The answer must consist of every line in the records below that contains the string "name".

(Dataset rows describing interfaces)
* * * * * * *
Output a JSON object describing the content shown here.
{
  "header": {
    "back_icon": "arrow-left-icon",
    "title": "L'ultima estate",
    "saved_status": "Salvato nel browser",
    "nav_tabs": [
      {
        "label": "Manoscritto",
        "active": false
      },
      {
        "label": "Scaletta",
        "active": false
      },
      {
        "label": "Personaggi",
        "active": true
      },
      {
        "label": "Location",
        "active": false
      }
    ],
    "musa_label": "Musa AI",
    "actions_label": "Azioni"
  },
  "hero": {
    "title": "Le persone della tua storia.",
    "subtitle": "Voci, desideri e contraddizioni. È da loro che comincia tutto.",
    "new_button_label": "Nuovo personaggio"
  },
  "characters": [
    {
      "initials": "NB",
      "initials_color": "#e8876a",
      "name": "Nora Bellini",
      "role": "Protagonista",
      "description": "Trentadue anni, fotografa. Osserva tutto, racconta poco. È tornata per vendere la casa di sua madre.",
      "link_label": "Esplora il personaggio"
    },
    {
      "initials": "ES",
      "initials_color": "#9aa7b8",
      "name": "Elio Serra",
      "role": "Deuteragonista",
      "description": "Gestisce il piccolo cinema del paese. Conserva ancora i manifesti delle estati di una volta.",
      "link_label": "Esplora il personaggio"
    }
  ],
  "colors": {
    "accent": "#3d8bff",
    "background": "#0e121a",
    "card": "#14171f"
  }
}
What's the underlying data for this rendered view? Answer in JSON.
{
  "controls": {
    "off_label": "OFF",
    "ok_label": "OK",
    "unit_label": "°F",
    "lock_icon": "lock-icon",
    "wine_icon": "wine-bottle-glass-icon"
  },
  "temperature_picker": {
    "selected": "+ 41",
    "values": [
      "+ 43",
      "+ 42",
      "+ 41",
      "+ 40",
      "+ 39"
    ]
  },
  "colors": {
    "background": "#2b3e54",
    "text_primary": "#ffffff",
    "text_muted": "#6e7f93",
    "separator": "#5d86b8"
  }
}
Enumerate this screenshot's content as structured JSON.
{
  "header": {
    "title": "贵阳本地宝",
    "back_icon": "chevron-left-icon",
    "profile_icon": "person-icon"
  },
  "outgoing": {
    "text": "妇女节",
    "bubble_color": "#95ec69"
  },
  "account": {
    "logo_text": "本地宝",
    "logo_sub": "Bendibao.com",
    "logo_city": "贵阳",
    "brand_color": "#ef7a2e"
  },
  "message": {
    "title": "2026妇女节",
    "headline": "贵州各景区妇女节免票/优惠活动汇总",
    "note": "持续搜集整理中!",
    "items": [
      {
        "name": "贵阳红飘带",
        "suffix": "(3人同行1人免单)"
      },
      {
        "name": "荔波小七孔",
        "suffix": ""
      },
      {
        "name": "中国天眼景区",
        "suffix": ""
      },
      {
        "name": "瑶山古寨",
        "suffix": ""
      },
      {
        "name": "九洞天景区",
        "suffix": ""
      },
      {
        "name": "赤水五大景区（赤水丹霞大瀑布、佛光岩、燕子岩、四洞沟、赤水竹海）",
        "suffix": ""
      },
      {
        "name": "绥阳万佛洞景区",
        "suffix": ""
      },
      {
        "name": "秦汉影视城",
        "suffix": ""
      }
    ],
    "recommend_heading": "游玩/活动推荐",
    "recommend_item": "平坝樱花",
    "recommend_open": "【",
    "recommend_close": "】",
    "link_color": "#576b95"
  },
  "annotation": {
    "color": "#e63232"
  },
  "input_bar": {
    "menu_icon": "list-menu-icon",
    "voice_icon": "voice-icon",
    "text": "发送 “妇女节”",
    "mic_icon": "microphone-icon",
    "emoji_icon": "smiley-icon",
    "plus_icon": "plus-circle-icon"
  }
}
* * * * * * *
**Answer space:**
      "name": "Nora Bellini",
      "name": "Elio Serra",
        "name": "贵阳红飘带",
        "name": "荔波小七孔",
        "name": "中国天眼景区",
        "name": "瑶山古寨",
        "name": "九洞天景区",
        "name": "赤水五大景区（赤水丹霞大瀑布、佛光岩、燕子岩、四洞沟、赤水竹海）",
        "name": "绥阳万佛洞景区",
        "name": "秦汉影视城",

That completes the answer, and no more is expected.